WORK ITEM:
Quote all entries exactly, leaving pictures aside.

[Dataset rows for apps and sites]
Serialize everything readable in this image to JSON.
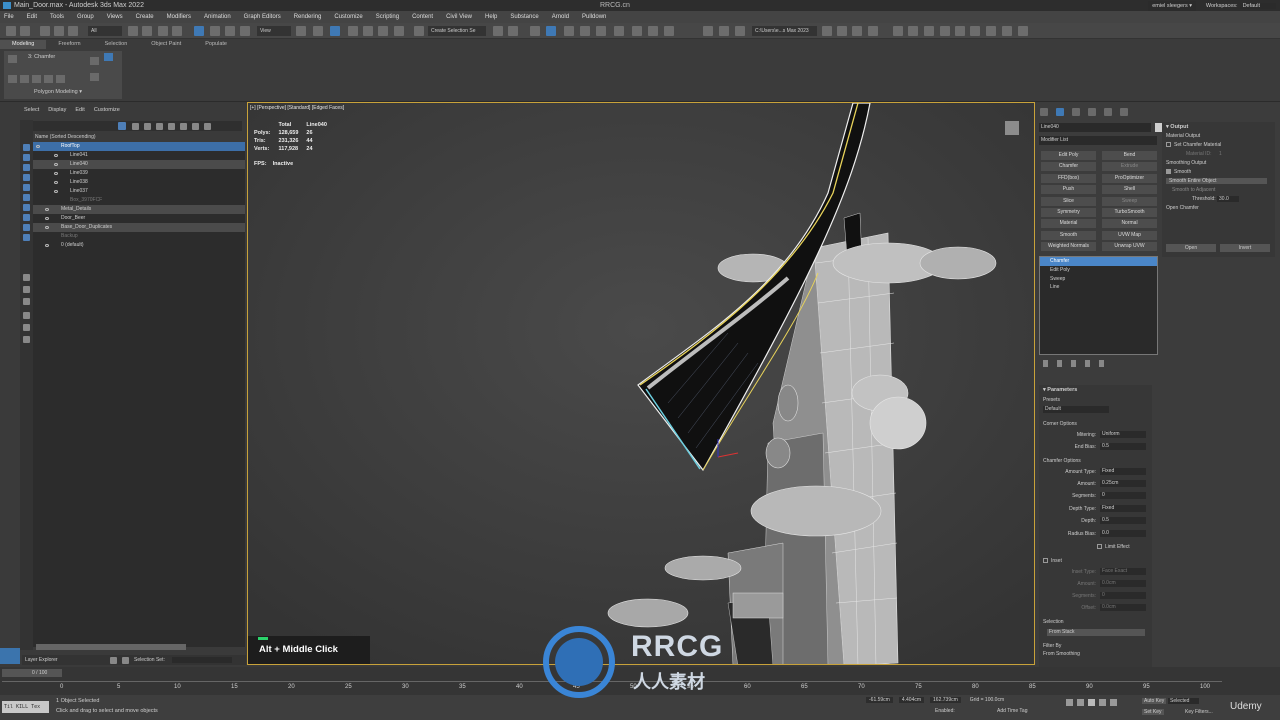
{
  "app": {
    "title": "Main_Door.max - Autodesk 3ds Max 2022",
    "user": "emiel sleegers",
    "workspace_label": "Workspaces:",
    "workspace_value": "Default"
  },
  "menu": [
    "File",
    "Edit",
    "Tools",
    "Group",
    "Views",
    "Create",
    "Modifiers",
    "Animation",
    "Graph Editors",
    "Rendering",
    "Customize",
    "Scripting",
    "Content",
    "Civil View",
    "Help",
    "Substance",
    "Arnold",
    "Pulldown"
  ],
  "toolbar": {
    "selection_filter": "All",
    "ref_coord": "View",
    "create_selection_set": "Create Selection Se",
    "project_path": "C:\\Users\\e...s Max 2023"
  },
  "ribbon": {
    "tabs": [
      "Modeling",
      "Freeform",
      "Selection",
      "Object Paint",
      "Populate"
    ],
    "active_tab": "Modeling",
    "chamfer_label": "3: Chamfer",
    "panel_label": "Polygon Modeling"
  },
  "scene_explorer": {
    "menu": [
      "Select",
      "Display",
      "Edit",
      "Customize"
    ],
    "column_header": "Name (Sorted Descending)",
    "rows": [
      {
        "label": "RoofTop",
        "indent": 0,
        "state": "hi"
      },
      {
        "label": "Line041",
        "indent": 1,
        "state": ""
      },
      {
        "label": "Line040",
        "indent": 1,
        "state": "sel"
      },
      {
        "label": "Line039",
        "indent": 1,
        "state": ""
      },
      {
        "label": "Line038",
        "indent": 1,
        "state": ""
      },
      {
        "label": "Line037",
        "indent": 1,
        "state": ""
      },
      {
        "label": "Box_3970FCF",
        "indent": 1,
        "state": "dim"
      },
      {
        "label": "Metal_Details",
        "indent": 0,
        "state": ""
      },
      {
        "label": "Door_Beer",
        "indent": 0,
        "state": ""
      },
      {
        "label": "Base_Door_Duplicates",
        "indent": 0,
        "state": ""
      },
      {
        "label": "Backup",
        "indent": 0,
        "state": "dim"
      },
      {
        "label": "0 (default)",
        "indent": 0,
        "state": ""
      }
    ],
    "footer_layer": "Layer Explorer",
    "footer_selset": "Selection Set:"
  },
  "viewport": {
    "label": "[+] [Perspective] [Standard] [Edged Faces]",
    "stats": {
      "head": [
        "",
        "Total",
        "Line040"
      ],
      "rows": [
        [
          "Polys:",
          "128,659",
          "26"
        ],
        [
          "Tris:",
          "231,326",
          "44"
        ],
        [
          "Verts:",
          "117,928",
          "24"
        ]
      ]
    },
    "fps_label": "FPS:",
    "fps_value": "Inactive",
    "keycast": "Alt + Middle Click"
  },
  "command_panel": {
    "object_name": "Line040",
    "modifier_list": "Modifier List",
    "modifier_buttons": [
      [
        "Edit Poly",
        "Bend"
      ],
      [
        "Chamfer",
        "Extrude"
      ],
      [
        "FFD(box)",
        "ProOptimizer"
      ],
      [
        "Push",
        "Shell"
      ],
      [
        "Slice",
        "Sweep"
      ],
      [
        "Symmetry",
        "TurboSmooth"
      ],
      [
        "Material",
        "Normal"
      ],
      [
        "Smooth",
        "UVW Map"
      ],
      [
        "Weighted Normals",
        "Unwrap UVW"
      ]
    ],
    "stack": [
      {
        "label": "Chamfer",
        "hi": true
      },
      {
        "label": "Edit Poly",
        "hi": false
      },
      {
        "label": "Sweep",
        "hi": false
      },
      {
        "label": "Line",
        "hi": false
      }
    ],
    "output": {
      "title": "Output",
      "material_output": "Material Output",
      "set_chamfer_material": "Set Chamfer Material",
      "material_id_label": "Material ID:",
      "material_id_value": "1",
      "smoothing_output": "Smoothing Output",
      "smooth": "Smooth",
      "smooth_mode": "Smooth Entire Object",
      "smooth_adjacent": "Smooth to Adjacent",
      "threshold_label": "Threshold:",
      "threshold_value": "30.0",
      "open_chamfer": "Open Chamfer",
      "open_btn": "Open",
      "invert_btn": "Invert"
    },
    "params": {
      "title": "Parameters",
      "presets_label": "Presets",
      "presets_value": "Default",
      "corner_options": "Corner Options",
      "mitering_label": "Mitering:",
      "mitering_value": "Uniform",
      "end_bias_label": "End Bias:",
      "end_bias_value": "0.5",
      "chamfer_options": "Chamfer Options",
      "amount_type_label": "Amount Type:",
      "amount_type_value": "Fixed",
      "amount_label": "Amount:",
      "amount_value": "0.25cm",
      "segments_label": "Segments:",
      "segments_value": "0",
      "depth_type_label": "Depth Type:",
      "depth_type_value": "Fixed",
      "depth_label": "Depth:",
      "depth_value": "0.5",
      "radius_bias_label": "Radius Bias:",
      "radius_bias_value": "0.0",
      "limit_effect": "Limit Effect",
      "inset": "Inset",
      "inset_type_label": "Inset Type:",
      "inset_type_value": "Face Exact",
      "inset_amount_label": "Amount:",
      "inset_amount_value": "0.0cm",
      "inset_segments_label": "Segments:",
      "inset_segments_value": "0",
      "inset_offset_label": "Offset:",
      "inset_offset_value": "0.0cm",
      "selection_label": "Selection",
      "selection_value": "From Stack",
      "filter_by_label": "Filter By",
      "from_smoothing": "From Smoothing"
    }
  },
  "timeline": {
    "frame": "0 / 100",
    "ticks": [
      "0",
      "5",
      "10",
      "15",
      "20",
      "25",
      "30",
      "35",
      "40",
      "45",
      "50",
      "55",
      "60",
      "65",
      "70",
      "75",
      "80",
      "85",
      "90",
      "95",
      "100"
    ]
  },
  "status": {
    "maxscript": "Til KILL Tex",
    "selected": "1 Object Selected",
    "hint": "Click and drag to select and move objects",
    "x": "-61.59cm",
    "y": "4.404cm",
    "z": "162.739cm",
    "grid": "Grid = 100.0cm",
    "enabled": "Enabled:",
    "add_time_tag": "Add Time Tag",
    "autokey": "Auto Key",
    "selected_mode": "Selected",
    "setkey": "Set Key",
    "key_filters": "Key Filters..."
  },
  "watermark": {
    "top": "RRCG",
    "sub": "人人素材",
    "site": "RRCG.cn",
    "udemy": "Udemy"
  },
  "colors": {
    "accent": "#3f79b5",
    "viewport_border": "#c8a23a",
    "keycast_bar": "#2bd36b"
  }
}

EXERCISE ANSWER:
Serialize everything readable in this image to JSON.
{
  "app": {
    "title": "Main_Door.max - Autodesk 3ds Max 2022",
    "user": "emiel sleegers",
    "workspace_label": "Workspaces:",
    "workspace_value": "Default"
  },
  "menu": [
    "File",
    "Edit",
    "Tools",
    "Group",
    "Views",
    "Create",
    "Modifiers",
    "Animation",
    "Graph Editors",
    "Rendering",
    "Customize",
    "Scripting",
    "Content",
    "Civil View",
    "Help",
    "Substance",
    "Arnold",
    "Pulldown"
  ],
  "toolbar": {
    "selection_filter": "All",
    "ref_coord": "View",
    "create_selection_set": "Create Selection Se",
    "project_path": "C:\\Users\\e...s Max 2023"
  },
  "ribbon": {
    "tabs": [
      "Modeling",
      "Freeform",
      "Selection",
      "Object Paint",
      "Populate"
    ],
    "active_tab": "Modeling",
    "chamfer_label": "3: Chamfer",
    "panel_label": "Polygon Modeling"
  },
  "scene_explorer": {
    "menu": [
      "Select",
      "Display",
      "Edit",
      "Customize"
    ],
    "column_header": "Name (Sorted Descending)",
    "rows": [
      {
        "label": "RoofTop",
        "indent": 0,
        "state": "hi"
      },
      {
        "label": "Line041",
        "indent": 1,
        "state": ""
      },
      {
        "label": "Line040",
        "indent": 1,
        "state": "sel"
      },
      {
        "label": "Line039",
        "indent": 1,
        "state": ""
      },
      {
        "label": "Line038",
        "indent": 1,
        "state": ""
      },
      {
        "label": "Line037",
        "indent": 1,
        "state": ""
      },
      {
        "label": "Box_3970FCF",
        "indent": 1,
        "state": "dim"
      },
      {
        "label": "Metal_Details",
        "indent": 0,
        "state": ""
      },
      {
        "label": "Door_Beer",
        "indent": 0,
        "state": ""
      },
      {
        "label": "Base_Door_Duplicates",
        "indent": 0,
        "state": ""
      },
      {
        "label": "Backup",
        "indent": 0,
        "state": "dim"
      },
      {
        "label": "0 (default)",
        "indent": 0,
        "state": ""
      }
    ],
    "footer_layer": "Layer Explorer",
    "footer_selset": "Selection Set:"
  },
  "viewport": {
    "label": "[+] [Perspective] [Standard] [Edged Faces]",
    "stats": {
      "head": [
        "",
        "Total",
        "Line040"
      ],
      "rows": [
        [
          "Polys:",
          "128,659",
          "26"
        ],
        [
          "Tris:",
          "231,326",
          "44"
        ],
        [
          "Verts:",
          "117,928",
          "24"
        ]
      ]
    },
    "fps_label": "FPS:",
    "fps_value": "Inactive",
    "keycast": "Alt + Middle Click"
  },
  "command_panel": {
    "object_name": "Line040",
    "modifier_list": "Modifier List",
    "modifier_buttons": [
      [
        "Edit Poly",
        "Bend"
      ],
      [
        "Chamfer",
        "Extrude"
      ],
      [
        "FFD(box)",
        "ProOptimizer"
      ],
      [
        "Push",
        "Shell"
      ],
      [
        "Slice",
        "Sweep"
      ],
      [
        "Symmetry",
        "TurboSmooth"
      ],
      [
        "Material",
        "Normal"
      ],
      [
        "Smooth",
        "UVW Map"
      ],
      [
        "Weighted Normals",
        "Unwrap UVW"
      ]
    ],
    "stack": [
      {
        "label": "Chamfer",
        "hi": true
      },
      {
        "label": "Edit Poly",
        "hi": false
      },
      {
        "label": "Sweep",
        "hi": false
      },
      {
        "label": "Line",
        "hi": false
      }
    ],
    "output": {
      "title": "Output",
      "material_output": "Material Output",
      "set_chamfer_material": "Set Chamfer Material",
      "material_id_label": "Material ID:",
      "material_id_value": "1",
      "smoothing_output": "Smoothing Output",
      "smooth": "Smooth",
      "smooth_mode": "Smooth Entire Object",
      "smooth_adjacent": "Smooth to Adjacent",
      "threshold_label": "Threshold:",
      "threshold_value": "30.0",
      "open_chamfer": "Open Chamfer",
      "open_btn": "Open",
      "invert_btn": "Invert"
    },
    "params": {
      "title": "Parameters",
      "presets_label": "Presets",
      "presets_value": "Default",
      "corner_options": "Corner Options",
      "mitering_label": "Mitering:",
      "mitering_value": "Uniform",
      "end_bias_label": "End Bias:",
      "end_bias_value": "0.5",
      "chamfer_options": "Chamfer Options",
      "amount_type_label": "Amount Type:",
      "amount_type_value": "Fixed",
      "amount_label": "Amount:",
      "amount_value": "0.25cm",
      "segments_label": "Segments:",
      "segments_value": "0",
      "depth_type_label": "Depth Type:",
      "depth_type_value": "Fixed",
      "depth_label": "Depth:",
      "depth_value": "0.5",
      "radius_bias_label": "Radius Bias:",
      "radius_bias_value": "0.0",
      "limit_effect": "Limit Effect",
      "inset": "Inset",
      "inset_type_label": "Inset Type:",
      "inset_type_value": "Face Exact",
      "inset_amount_label": "Amount:",
      "inset_amount_value": "0.0cm",
      "inset_segments_label": "Segments:",
      "inset_segments_value": "0",
      "inset_offset_label": "Offset:",
      "inset_offset_value": "0.0cm",
      "selection_label": "Selection",
      "selection_value": "From Stack",
      "filter_by_label": "Filter By",
      "from_smoothing": "From Smoothing"
    }
  },
  "timeline": {
    "frame": "0 / 100",
    "ticks": [
      "0",
      "5",
      "10",
      "15",
      "20",
      "25",
      "30",
      "35",
      "40",
      "45",
      "50",
      "55",
      "60",
      "65",
      "70",
      "75",
      "80",
      "85",
      "90",
      "95",
      "100"
    ]
  },
  "status": {
    "maxscript": "Til KILL Tex",
    "selected": "1 Object Selected",
    "hint": "Click and drag to select and move objects",
    "x": "-61.59cm",
    "y": "4.404cm",
    "z": "162.739cm",
    "grid": "Grid = 100.0cm",
    "enabled": "Enabled:",
    "add_time_tag": "Add Time Tag",
    "autokey": "Auto Key",
    "selected_mode": "Selected",
    "setkey": "Set Key",
    "key_filters": "Key Filters..."
  },
  "watermark": {
    "top": "RRCG",
    "sub": "人人素材",
    "site": "RRCG.cn",
    "udemy": "Udemy"
  },
  "colors": {
    "accent": "#3f79b5",
    "viewport_border": "#c8a23a",
    "keycast_bar": "#2bd36b"
  }
}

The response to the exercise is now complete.